We stopped by to check these engines out, and were pleased to see many name-brand components being used in these budget-friendly powerplants. Naturally, the blocks were standard two-bolt main units with reconditioned stock 5.7-inch rods. The pistons are new Federal-Mogul Hypereutectic units with Sealed Power rings, and the bearings are Clevite. The valvetrain uses an Elgin cam and COMP roller-tip rockers when the long-block is part of the program. Other camshafts (like Isky and COMP profiles) are offered as extra-cost options. The stock-replacement harmonic balancer and flywheel are reliable Pioneer parts.
Check out the photos and compare the prices. We know there are many options out there for small-block Chevy enthusiasts, and if the popular-and-pricier 383ci is option A, we'd suggest a long look at option B, the budget-beater 377ci package.

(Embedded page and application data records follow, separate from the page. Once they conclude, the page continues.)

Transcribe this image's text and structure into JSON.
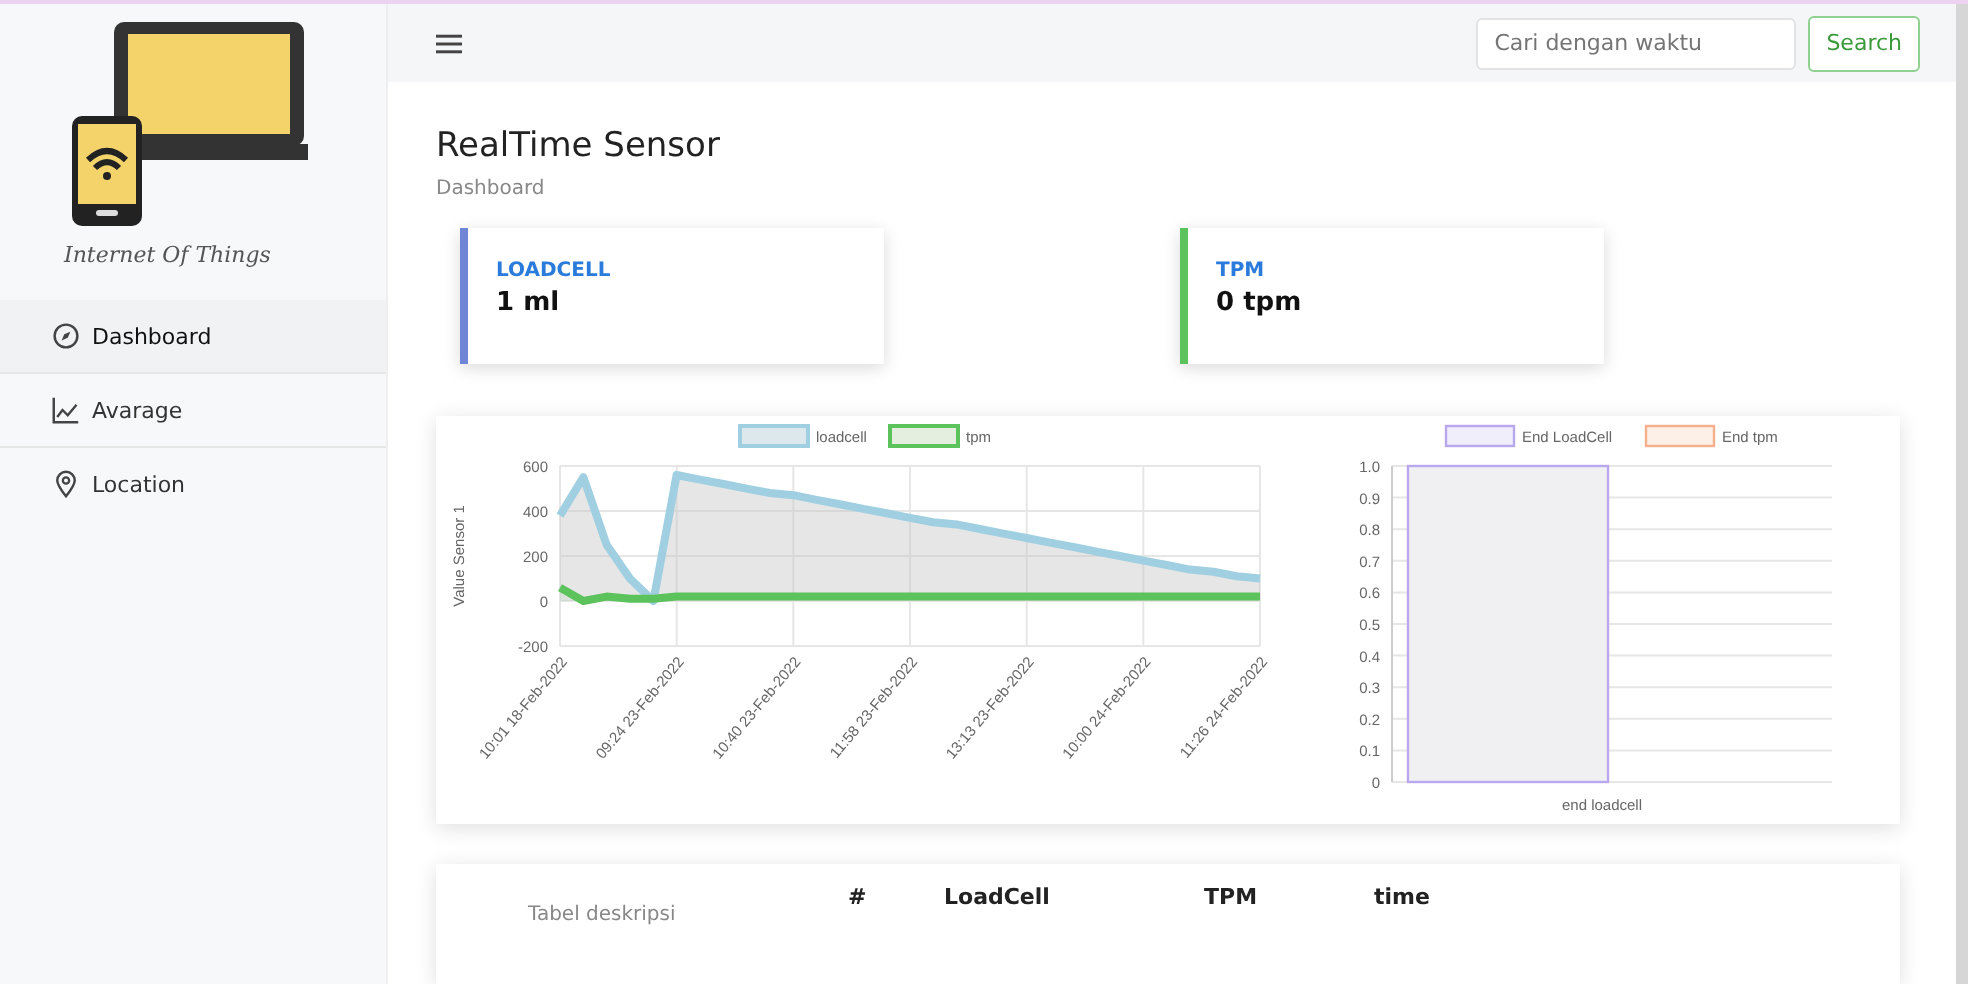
{
  "sidebar": {
    "logo_caption": "Internet Of Things",
    "items": [
      {
        "label": "Dashboard",
        "selected": true
      },
      {
        "label": "Avarage",
        "selected": false
      },
      {
        "label": "Location",
        "selected": false
      }
    ]
  },
  "topbar": {
    "search": {
      "placeholder": "Cari dengan waktu"
    },
    "search_button": "Search"
  },
  "page": {
    "title": "RealTime Sensor",
    "breadcrumb": "Dashboard"
  },
  "stats": [
    {
      "label": "LOADCELL",
      "value": "1 ml",
      "color": "#6f86d6"
    },
    {
      "label": "TPM",
      "value": "0 tpm",
      "color": "#5cc25c"
    }
  ],
  "line_chart": {
    "chart_data": {
      "type": "area",
      "grid": true,
      "legend": "top",
      "ylabel": "Value Sensor 1",
      "ylim": [
        -200,
        600
      ],
      "yticks": [
        -200,
        0,
        200,
        400,
        600
      ],
      "categories": [
        "10:01 18-Feb-2022",
        null,
        null,
        null,
        null,
        "09:24 23-Feb-2022",
        null,
        null,
        null,
        null,
        "10:40 23-Feb-2022",
        null,
        null,
        null,
        null,
        "11:58 23-Feb-2022",
        null,
        null,
        null,
        null,
        "13:13 23-Feb-2022",
        null,
        null,
        null,
        null,
        "10:00 24-Feb-2022",
        null,
        null,
        null,
        null,
        "11:26 24-Feb-2022"
      ],
      "series": [
        {
          "name": "loadcell",
          "color": "#9fcfe0",
          "values": [
            380,
            550,
            250,
            100,
            0,
            560,
            540,
            520,
            500,
            480,
            470,
            450,
            430,
            410,
            390,
            370,
            350,
            340,
            320,
            300,
            280,
            260,
            240,
            220,
            200,
            180,
            160,
            140,
            130,
            110,
            100
          ]
        },
        {
          "name": "tpm",
          "color": "#5cc25c",
          "values": [
            60,
            0,
            20,
            10,
            10,
            20,
            20,
            20,
            20,
            20,
            20,
            20,
            20,
            20,
            20,
            20,
            20,
            20,
            20,
            20,
            20,
            20,
            20,
            20,
            20,
            20,
            20,
            20,
            20,
            20,
            20
          ]
        }
      ]
    }
  },
  "bar_chart": {
    "chart_data": {
      "type": "bar",
      "grid": true,
      "legend": "top",
      "categories": [
        "end loadcell"
      ],
      "ylim": [
        0,
        1
      ],
      "yticks": [
        0,
        0.1,
        0.2,
        0.3,
        0.4,
        0.5,
        0.6,
        0.7,
        0.8,
        0.9,
        {
          "value": 1,
          "label": "1.0"
        }
      ],
      "series": [
        {
          "name": "End LoadCell",
          "color": "#b9a8f0",
          "values": [
            1
          ]
        },
        {
          "name": "End tpm",
          "color": "#f4b08a",
          "values": [
            0
          ]
        }
      ]
    }
  },
  "table": {
    "caption": "Tabel deskripsi",
    "columns": [
      "#",
      "LoadCell",
      "TPM",
      "time"
    ]
  }
}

Rocky at CDW told us "This is a great setup for your daily driver, weekend cruiser, or even your pickup truck. There's plenty of power, and we do our best to keep these engines affordable."
Naturally, if an enthusiast wanted even more power, this is still a small-block Chevy. It will respond to bolt-ons and other upgrades. In fact, CDW offers many of the more popular options directly for purchase and will gladly work with you if you have the desire for more.
Again, CDW told us: "We feel each of these engines is being custom-built for our customers, so we'd love to work with people to give them what they want. We offer the base engines, of course, but for a little more money, one of these engines could quickly become a very solid performer."
Forged pistons, high-volume oil pumps, double-roller timing chains, and a wide choice of camshafts only begin to describe the extra-cost options available to enthusiasts. Rather than go through the infinite variety of choices, we'd rather encourage readers who are interested to call CDW directly and work with them to determine the best-possible course of action for your particular combination.
The CDW 377ci short-block...
The CDW 377ci short-block kit is a solid deal at $1,400. The balanced rotating assembly is comprised of some top-quality parts. While it's not a racing engine, it could certainly shine as a street piece.
Each block is carefully machined...
Each block is carefully machined and assembled for reliable quality. Then, a .040-inch overbore is accomplished to provide a fresh sealing surface for the rings.
The small-journal 350 cranks...
The small-journal 350 cranks can live comfortably in the big-journal 400 block through use of these spacers (arrow) on the main journals. Manufactured by COMP Cams (PN 5620), these spacers are proven and reliable parts when used correctly.
The two-bolt mains are fine...
The two-bolt mains are fine for the street. Note the balanced 5.7-inch 350 rods, outfitted with ARP bolts. Great stuff for a street machine or pickup!
The complete 377ci engines...
The complete 377ci engines can be outfitted with these World Products heads and other aftermarket goodies of your choosing. That's a great deal for $2,800.
That price includes the COMP...
That price includes the COMP Cams roller tip rockers, too. This great mix of new and completely refurbished parts is a proven combination.
If you've got your own block...
If you've got your own block and you'd like to fill it with this setup, CDW has you covered. They sell all the parts to do it and as you can see, only brand-name goodies are used. Complete packages are available, but if you've got some good parts of your own, you can save cash by only getting what you need.